LAYTON, Utah -- There is a long list of rules that greets swimmers at the Layton Surf and Swim, but guests Vanessa Higgs and Shandra Adams weren’t aware they were breaking any during their visit on Thursday.
“I wasn’t even there an hour before I got asked to leave,” Adams said.
According to the couple, they were planning on spending the afternoon at the pool when their visit was suddenly cut short by a lifeguard on duty.
“We were just having fun, playing around in the pool, and then all of a sudden she blew her whistle and told us, “No PDA,’” Higgs said.

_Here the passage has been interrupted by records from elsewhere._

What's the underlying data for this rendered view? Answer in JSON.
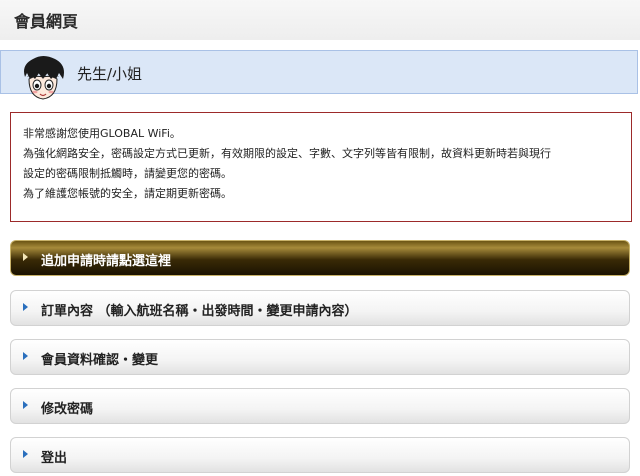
{
  "header": {
    "title": "會員網頁"
  },
  "user": {
    "name": "先生/小姐",
    "avatar_icon": "anime-boy-avatar"
  },
  "notice": {
    "lines": [
      "非常感謝您使用GLOBAL WiFi。",
      "為強化網路安全，密碼設定方式已更新，有效期限的設定、字數、文字列等皆有限制，故資料更新時若與現行",
      "設定的密碼限制抵觸時，請變更您的密碼。",
      "為了維護您帳號的安全，請定期更新密碼。"
    ]
  },
  "menu": {
    "items": [
      {
        "label": "追加申請時請點選這裡",
        "active": true
      },
      {
        "label": "訂單內容 （輸入航班名稱・出發時間・變更申請內容）",
        "active": false
      },
      {
        "label": "會員資料確認・變更",
        "active": false
      },
      {
        "label": "修改密碼",
        "active": false
      },
      {
        "label": "登出",
        "active": false
      }
    ]
  },
  "colors": {
    "accent": "#2a6fbd",
    "notice_border": "#9c2a2a",
    "userbar_bg": "#dbe7f7"
  }
}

While the pool does have an unwritten rule prohibiting public displays of affection (PDA), the couple believes the guard was not upset about what they were doing, but about who they were.
“She’s like, ‘You need to leave because you’re gay,’” Adams said. “That was it, word for word.”
According to Higgs, the conversation was had in front of everyone at the pool.
“It was rude, it was embarrassing,” Higgs said. “She called it out in front of everybody. She could have gone about it in a different way.”
However, the city contends the lifeguard acted entirely differently.
“We absolutely disagree with that," City Spokesman Steve Garside said. "They were not asked to leave. They were just reminded, again, that this is a family facility."
According to Garside, the pool’s PDA policy applies to everyone, not just the couple, and the girls’ actions were in violation of it.
“My understanding is that they actually had their legs wrapped around each other, and they were kissing passionately in the pool,” Garside said.
He contends their lifeguard merely followed protocol, but never kicked the couple out for being gay.
“It is absolutely not true," Garside said. "This is an instance that is not uncommon; as we see couples, regardless of their sexual orientation, sometime get involved in a public display of affection, and our lifeguard was responding in an appropriate way.”
However, the girls maintain they were punished not for breaking any rules, but for violating someone’s personal beliefs.
“It’s their word against ours," Adams said. "But we know what happened. And if this didn’t happen, we wouldn’t be so hurt by it. Because it does hurt, it hurts bad. And they don’t care.”